WHAT IS EXPECTED: Return every line of the data below exactly, but do not include the images.

EXCERPTED DATA:
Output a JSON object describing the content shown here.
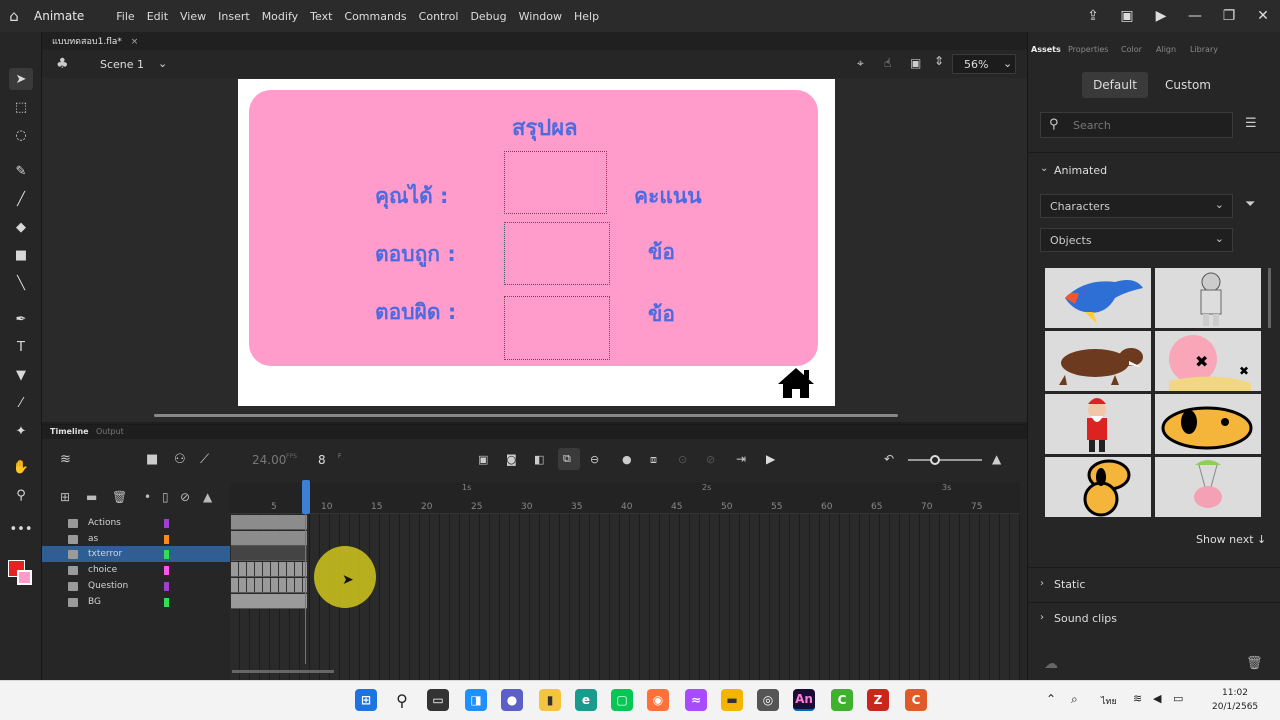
{
  "app": {
    "name": "Animate"
  },
  "menu": [
    "File",
    "Edit",
    "View",
    "Insert",
    "Modify",
    "Text",
    "Commands",
    "Control",
    "Debug",
    "Window",
    "Help"
  ],
  "document": {
    "tab_title": "แบบทดสอบ1.fla*",
    "close": "×"
  },
  "scene": {
    "label": "Scene 1",
    "zoom": "56%"
  },
  "stage": {
    "title": "สรุปผล",
    "row1_label": "คุณได้ :",
    "row1_unit": "คะแนน",
    "row2_label": "ตอบถูก :",
    "row2_unit": "ข้อ",
    "row3_label": "ตอบผิด :",
    "row3_unit": "ข้อ"
  },
  "timeline": {
    "tab_timeline": "Timeline",
    "tab_output": "Output",
    "fps": "24.00",
    "fps_unit": "FPS",
    "frame": "8",
    "frame_unit": "F",
    "seconds": [
      "1s",
      "2s",
      "3s"
    ],
    "frame_numbers": [
      "5",
      "10",
      "15",
      "20",
      "25",
      "30",
      "35",
      "40",
      "45",
      "50",
      "55",
      "60",
      "65",
      "70",
      "75"
    ],
    "layers": [
      {
        "name": "Actions",
        "color": "#a040d0"
      },
      {
        "name": "as",
        "color": "#ff8a1a"
      },
      {
        "name": "txterror",
        "color": "#33dd55"
      },
      {
        "name": "choice",
        "color": "#ff55ee"
      },
      {
        "name": "Question",
        "color": "#a040d0"
      },
      {
        "name": "BG",
        "color": "#33dd55"
      }
    ],
    "selected_layer": "txterror"
  },
  "right_panel": {
    "tabs": [
      "Assets",
      "Properties",
      "Color",
      "Align",
      "Library"
    ],
    "default_btn": "Default",
    "custom_btn": "Custom",
    "search_placeholder": "Search",
    "animated": "Animated",
    "characters": "Characters",
    "objects": "Objects",
    "show_next": "Show next ↓",
    "static": "Static",
    "sound_clips": "Sound clips"
  },
  "taskbar": {
    "time": "11:02",
    "date": "20/1/2565",
    "lang": "ไทย"
  },
  "colors": {
    "stage_pink": "#ff9ccb",
    "thai_text": "#4d6be0",
    "selected_layer": "#2f5e95"
  }
}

RESULT OF THIS EXERCISE:
Output a JSON object describing the content shown here.
{
  "app": {
    "name": "Animate"
  },
  "menu": [
    "File",
    "Edit",
    "View",
    "Insert",
    "Modify",
    "Text",
    "Commands",
    "Control",
    "Debug",
    "Window",
    "Help"
  ],
  "document": {
    "tab_title": "แบบทดสอบ1.fla*",
    "close": "×"
  },
  "scene": {
    "label": "Scene 1",
    "zoom": "56%"
  },
  "stage": {
    "title": "สรุปผล",
    "row1_label": "คุณได้ :",
    "row1_unit": "คะแนน",
    "row2_label": "ตอบถูก :",
    "row2_unit": "ข้อ",
    "row3_label": "ตอบผิด :",
    "row3_unit": "ข้อ"
  },
  "timeline": {
    "tab_timeline": "Timeline",
    "tab_output": "Output",
    "fps": "24.00",
    "fps_unit": "FPS",
    "frame": "8",
    "frame_unit": "F",
    "seconds": [
      "1s",
      "2s",
      "3s"
    ],
    "frame_numbers": [
      "5",
      "10",
      "15",
      "20",
      "25",
      "30",
      "35",
      "40",
      "45",
      "50",
      "55",
      "60",
      "65",
      "70",
      "75"
    ],
    "layers": [
      {
        "name": "Actions",
        "color": "#a040d0"
      },
      {
        "name": "as",
        "color": "#ff8a1a"
      },
      {
        "name": "txterror",
        "color": "#33dd55"
      },
      {
        "name": "choice",
        "color": "#ff55ee"
      },
      {
        "name": "Question",
        "color": "#a040d0"
      },
      {
        "name": "BG",
        "color": "#33dd55"
      }
    ],
    "selected_layer": "txterror"
  },
  "right_panel": {
    "tabs": [
      "Assets",
      "Properties",
      "Color",
      "Align",
      "Library"
    ],
    "default_btn": "Default",
    "custom_btn": "Custom",
    "search_placeholder": "Search",
    "animated": "Animated",
    "characters": "Characters",
    "objects": "Objects",
    "show_next": "Show next ↓",
    "static": "Static",
    "sound_clips": "Sound clips"
  },
  "taskbar": {
    "time": "11:02",
    "date": "20/1/2565",
    "lang": "ไทย"
  },
  "colors": {
    "stage_pink": "#ff9ccb",
    "thai_text": "#4d6be0",
    "selected_layer": "#2f5e95"
  }
}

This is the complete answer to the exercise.